Big news! The U.S. Department of Health and Human Services (HHS) and Department of Education announced that 45 states and territories have been awarded funding through the Preschool Development Grant Birth through Five (PDG B-5)a $250 million competitive federal grant designed to improve states’ existing early childhood landscape by building upon existing federal, state, and local early care and learning investments. Though an OCC Announcement made the grant awards public today, the Administration for Children and Families (ACF) has been working with states for weeks to approve applications and negotiate awards prior to the December 31 deadline. The one-year PDG B-5 planning grants will run through December 30, 2019.

When the bipartisan Every Student Succeeds Act (ESSA) became law in December of 2015, it authorized the creation of a new Preschool Development Grant program, demonstrating a deliberate effort to foster connections across early learning programs and between the early learning and K-12 systems within states.

Earlier this year, HHS unveiled a funding opportunity announcement (FOA) for PDG B-5, officially beginning the implementation process for the bipartisan program authorized by Congress through ESSA. The FOA indicated an expected 40 grants would be awarded, ranging in size between $500,000 and $15 million. Remarkably, 47 jurisdictions submitted applications for grants; previously, 36 states had applied for grants through an earlier iteration of the PDG program, now referred to as Legacy PDG, which was focused on expanding states’ preschool opportunities for four-year-olds. Given the significant interest in the program, a greater number of grants were ultimately awarded ranging between $538,000 and $10.6 million.

The first year of the PDG B-5 will fund state-level needs assessments and strategic planning to optimize existing early childhood education (ECE) resources. The grants focus on three major activities: maximizing parental choice, improving transitions within early care and learning programs and with elementary schools; and improving overall quality of ECE programs. This funding offers a unique opportunity for states to consider the full range of programs, services, and funding streams that support children birth through age five and their families.

7 states awarded PDG B-5 grants had not previously applied for the Early Learning Challenge (ELC) or Legacy PDG. 5 states had applied for one of these two grant opportunities but were not awarded funding through either program.

The table below lists the recipients and the amount of the award granted. Note: As we review the grant announcements, FFYF will update this post to include more details about each state’s plans for using the PDG B-5 funds.
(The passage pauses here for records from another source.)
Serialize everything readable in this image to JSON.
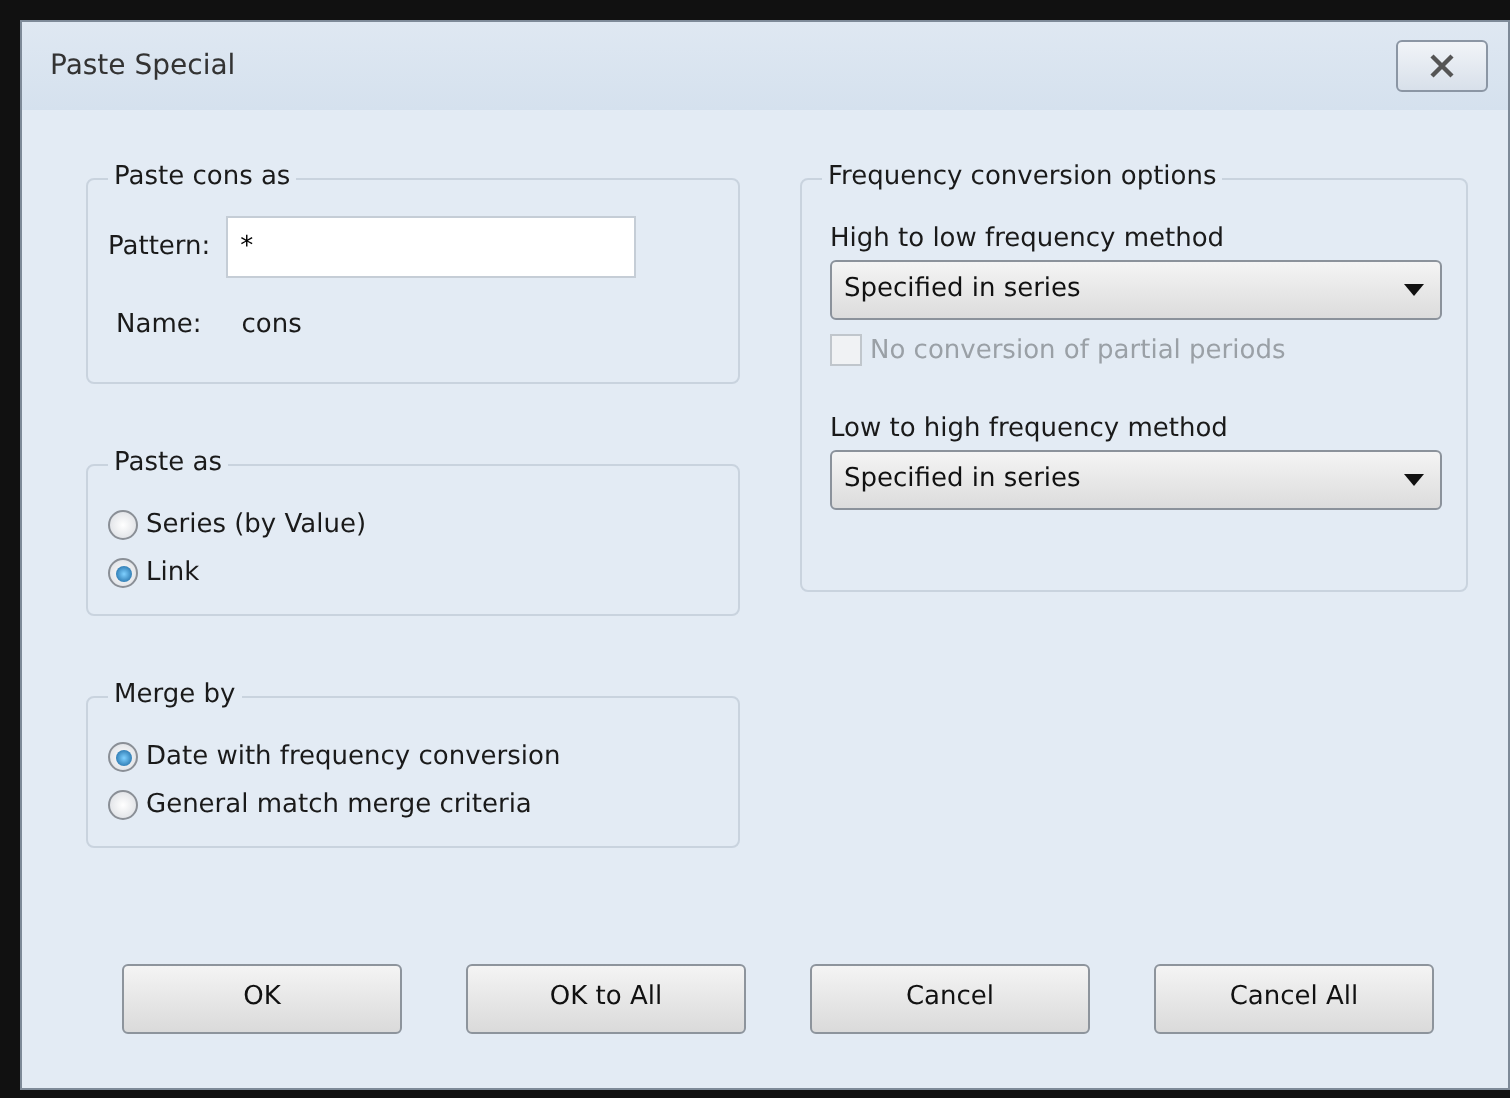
{
  "window": {
    "title": "Paste Special"
  },
  "paste_name_group": {
    "title": "Paste cons as",
    "pattern_label": "Pattern:",
    "pattern_value": "*",
    "name_label": "Name:",
    "name_value": "cons"
  },
  "paste_as": {
    "title": "Paste as",
    "options": [
      {
        "label": "Series (by Value)",
        "selected": false
      },
      {
        "label": "Link",
        "selected": true
      }
    ]
  },
  "merge_by": {
    "title": "Merge by",
    "options": [
      {
        "label": "Date with frequency conversion",
        "selected": true
      },
      {
        "label": "General match merge criteria",
        "selected": false
      }
    ]
  },
  "frequency": {
    "title": "Frequency conversion options",
    "high_to_low": {
      "label": "High to low frequency method",
      "value": "Specified in series"
    },
    "no_partial": {
      "label": "No conversion of partial periods",
      "checked": false,
      "disabled": true
    },
    "low_to_high": {
      "label": "Low to high frequency method",
      "value": "Specified in series"
    }
  },
  "buttons": [
    "OK",
    "OK to All",
    "Cancel",
    "Cancel All"
  ]
}
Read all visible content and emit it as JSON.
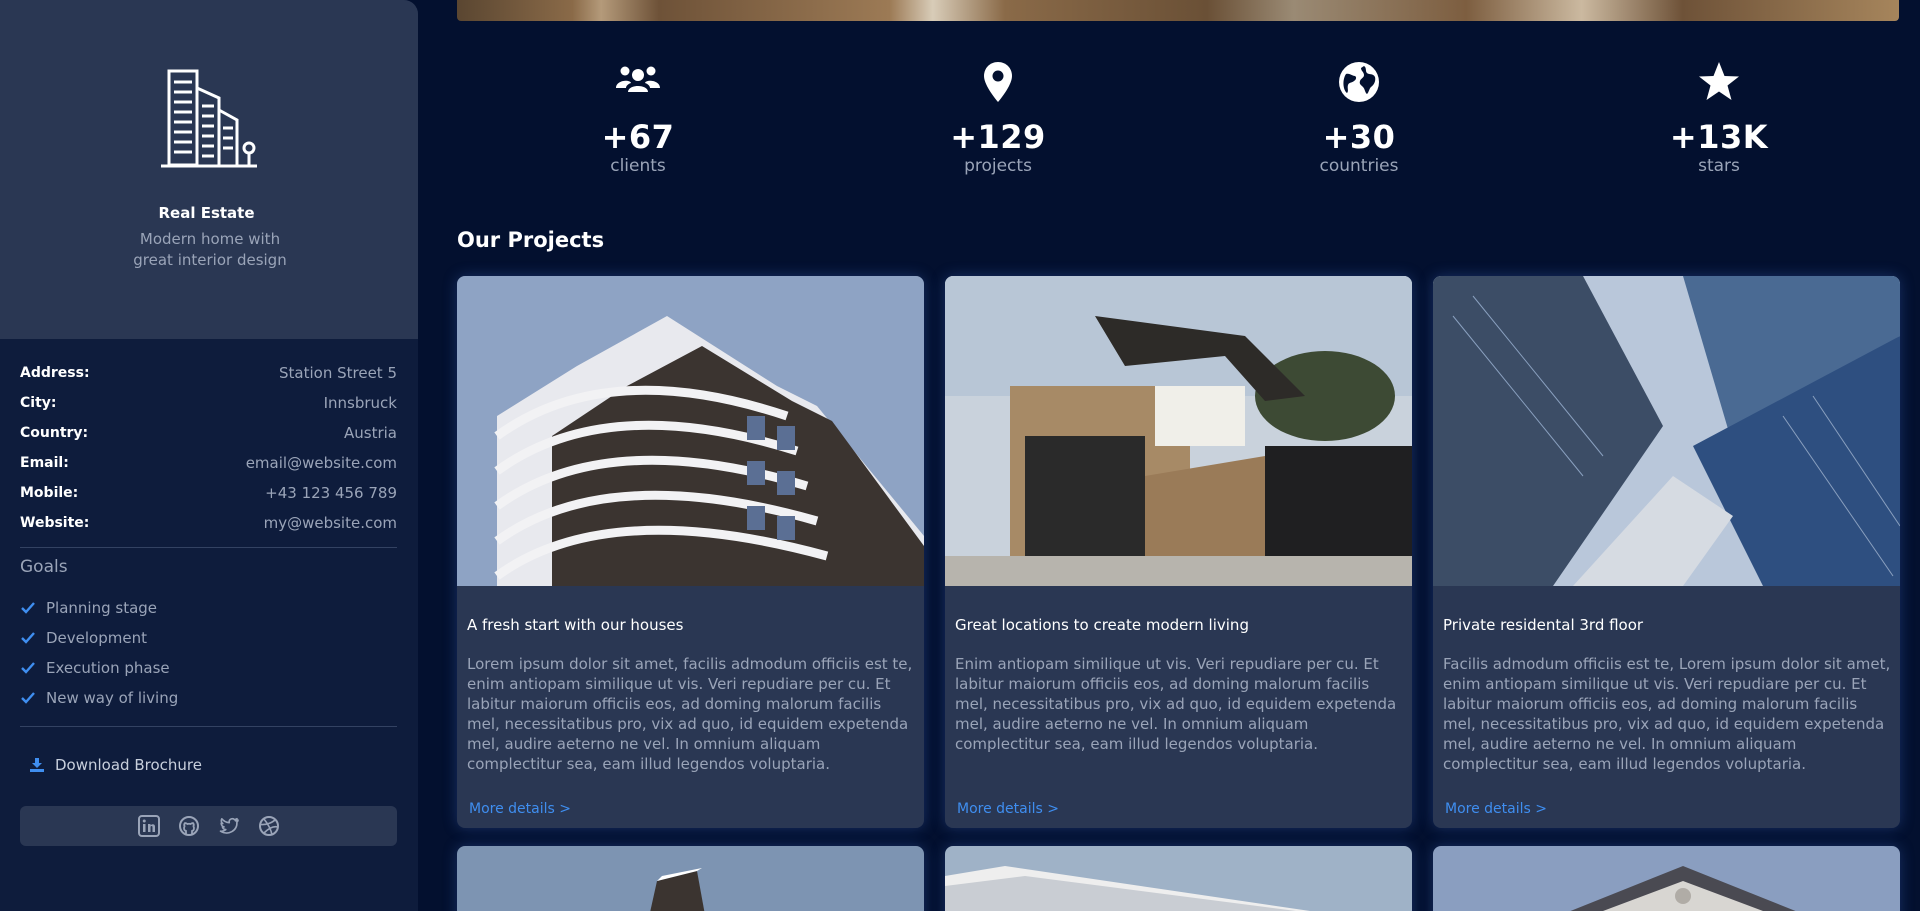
{
  "profile": {
    "icon": "building-icon",
    "name": "Real Estate",
    "tagline": "Modern home with great interior design"
  },
  "info": [
    {
      "label": "Address:",
      "value": "Station Street 5"
    },
    {
      "label": "City:",
      "value": "Innsbruck"
    },
    {
      "label": "Country:",
      "value": "Austria"
    },
    {
      "label": "Email:",
      "value": "email@website.com"
    },
    {
      "label": "Mobile:",
      "value": "+43 123 456 789"
    },
    {
      "label": "Website:",
      "value": "my@website.com"
    }
  ],
  "goals": {
    "title": "Goals",
    "items": [
      "Planning stage",
      "Development",
      "Execution phase",
      "New way of living"
    ]
  },
  "download": {
    "label": "Download Brochure",
    "icon": "download-icon"
  },
  "social": [
    "linkedin-icon",
    "github-icon",
    "twitter-icon",
    "dribbble-icon"
  ],
  "stats": [
    {
      "icon": "users-icon",
      "number": "+67",
      "label": "clients"
    },
    {
      "icon": "map-pin-icon",
      "number": "+129",
      "label": "projects"
    },
    {
      "icon": "globe-icon",
      "number": "+30",
      "label": "countries"
    },
    {
      "icon": "star-icon",
      "number": "+13K",
      "label": "stars"
    }
  ],
  "projects": {
    "title": "Our Projects",
    "cards": [
      {
        "title": "A fresh start with our houses",
        "text": "Lorem ipsum dolor sit amet, facilis admodum officiis est te, enim antiopam similique ut vis. Veri repudiare per cu. Et labitur maiorum officiis eos, ad doming malorum facilis mel, necessitatibus pro, vix ad quo, id equidem expetenda mel, audire aeterno ne vel. In omnium aliquam complectitur sea, eam illud legendos voluptaria.",
        "link": "More details >"
      },
      {
        "title": "Great locations to create modern living",
        "text": "Enim antiopam similique ut vis. Veri repudiare per cu. Et labitur maiorum officiis eos, ad doming malorum facilis mel, necessitatibus pro, vix ad quo, id equidem expetenda mel, audire aeterno ne vel. In omnium aliquam complectitur sea, eam illud legendos voluptaria.",
        "link": "More details >"
      },
      {
        "title": "Private residental 3rd floor",
        "text": "Facilis admodum officiis est te, Lorem ipsum dolor sit amet, enim antiopam similique ut vis. Veri repudiare per cu. Et labitur maiorum officiis eos, ad doming malorum facilis mel, necessitatibus pro, vix ad quo, id equidem expetenda mel, audire aeterno ne vel. In omnium aliquam complectitur sea, eam illud legendos voluptaria.",
        "link": "More details >"
      }
    ]
  },
  "colors": {
    "background": "#03102f",
    "sidebar": "#0e1c3c",
    "card": "#2a3753",
    "accent": "#3f8ef0",
    "muted_text": "#9aa4b8"
  }
}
Alabama Department of Early Childhood Education $10,620,000
2. *Alaska Department of Education and Early Development $2,617,353
3. Arizona Department of Education $1,396,806
4. Arkansas Department of Human Services $3,506,749
5. California Department of Education $10,620,000
6. Colorado Department of Human Services $5,801,793
7. Connecticut Office of Early Childhood $8,591,087
8. Delaware Department of Education $4,236,837
9. District of Columbia Education Office $10,620,000
10. *Florida Department of Education $8,520,000
11. Georgia Department of Early Care and Learning $2,961,044
12. Hawaii Department of Human Services $965,530
13. Illinois Office of the Governor $3,702,937
14. ^Indiana Family and Social Services Administration $6,895,336
15. ^Iowa Department of Management $2,190,119
16. *Kansas Department of Education $4,482,305
17. Commonwealth of Kentucky $10,620,000
18. Louisiana Department of Education $7,100,000
19. Maine Department of Education $1,011,080
20. Maryland Department of Education $10,618,584
21. Massachusetts Executive Office of Education $1,801,346
22. Michigan Department of Education $5,058,813
23. Minnesota Department of Education $4,705,603
24. Mississippi Community College Board $10,620,000
25. Montana Department of Public Health and Human Services $4,208,250
26. *Nebraska Department of Health and Human Services $4,141,560
27. Nevada Department of Education $606,515
28. ^University of New Hampshire $3,843,557
29. New Jersey Department of Children and Families $10,620,000
30. New Mexico Department of Children Youth and Families $5,374,596
31. New York Office of Children and Family Services $8,732,006
32. North Carolina Department of Health & Human Services $4,486,842
33. *North Dakota Department of Public Instruction $2,275,771
34. Ohio Department of Job and Family Services $10,486,896
35. *Oklahoma Partnership for School Readiness Foundation, Inc. $3,116,729
36. Oregon Department of Education $4,257,418
37. Commonwealth of Pennsylvania $10,553,711
38 Rhode Island Department of Human Services $4,194,057
39. ^South Carolina Department of Social Services $3,453,679
40. ^Texas Education Agency $1,789,455
41. U.S. Virgin Islands Department of Human Services $725,112
42. *Utah Department of Workforce Services $538,000
43. State of Vermont $3,363,695
44. Virginia Department of Education $9,900,948
45. Washington Department of Children, Youth, and Families $5,270,656

(NOTE: Recipients marked with an * have not previously applied for the Early Learning Challenge or Legacy PDG; recipients marked with an ^ have applied for one of these two but were not awarded funding through either program.)

You can see the official announcement at: https://www.acf.hhs.gov/occ/resource/pdg-b-5-initiative